# [YOUR INSTRUCTIONS]
Look through the lines below; wherever the word "traffic" appears, copy that line.

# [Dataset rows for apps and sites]

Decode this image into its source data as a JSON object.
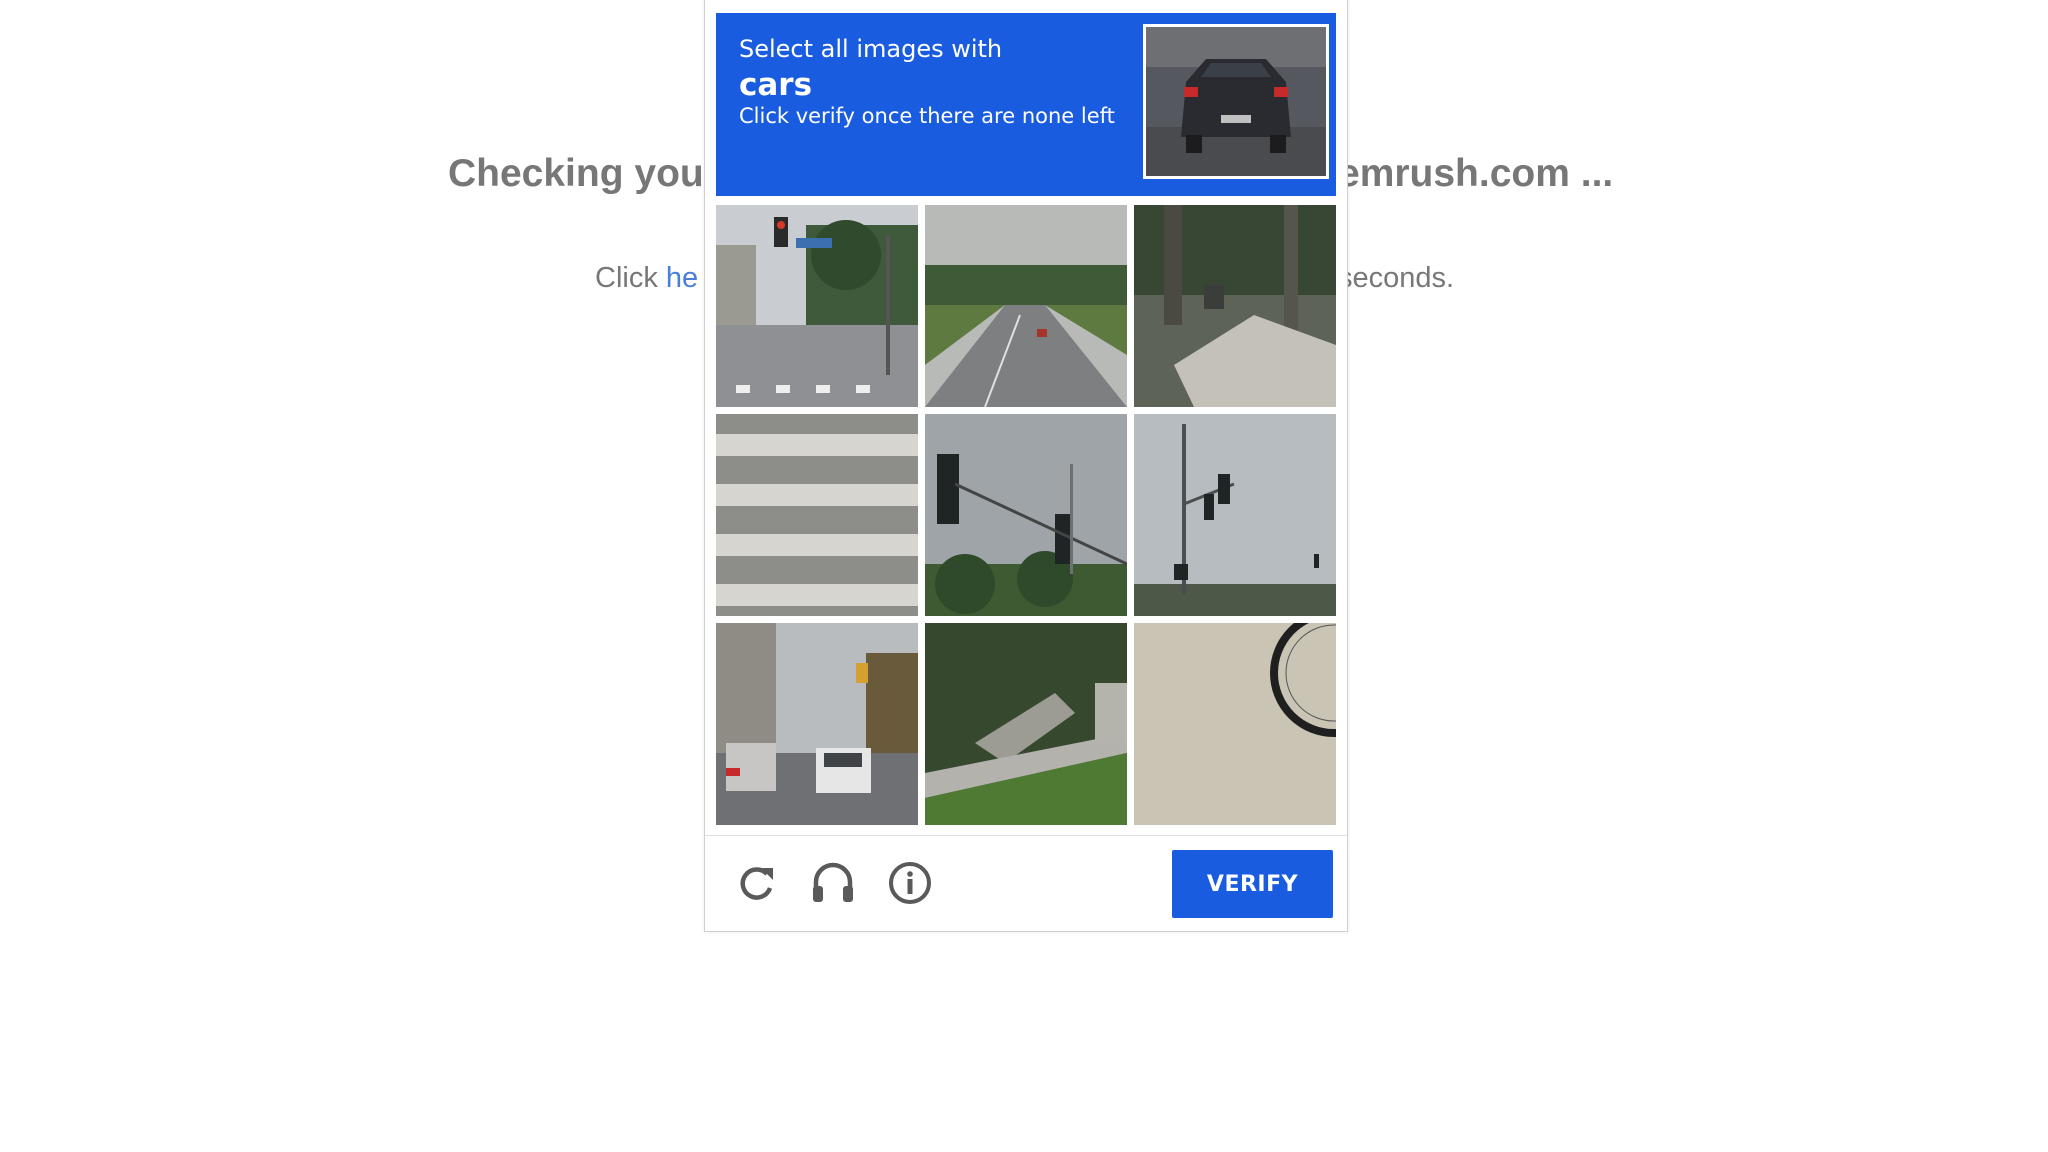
{
  "background": {
    "heading_left": "Checking you",
    "heading_right": "emrush.com ...",
    "sub_prefix": "Click ",
    "sub_link": "he",
    "sub_suffix": "seconds."
  },
  "captcha": {
    "instruction": "Select all images with",
    "target": "cars",
    "hint": "Click verify once there are none left",
    "verify_label": "VERIFY",
    "accent_color": "#1a5ce0",
    "tiles": [
      {
        "icon": "street-scene-traffic-light"
      },
      {
        "icon": "highway-road"
      },
      {
        "icon": "sidewalk-trees"
      },
      {
        "icon": "crosswalk"
      },
      {
        "icon": "traffic-lights-palms"
      },
      {
        "icon": "traffic-light-pole"
      },
      {
        "icon": "street-with-cars"
      },
      {
        "icon": "stairs-grass"
      },
      {
        "icon": "bicycle-wheel"
      }
    ],
    "footer_icons": [
      "reload-icon",
      "headphones-icon",
      "info-icon"
    ]
  }
}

# [ANSWER]
        "icon": "street-scene-traffic-light"
        "icon": "traffic-lights-palms"
        "icon": "traffic-light-pole"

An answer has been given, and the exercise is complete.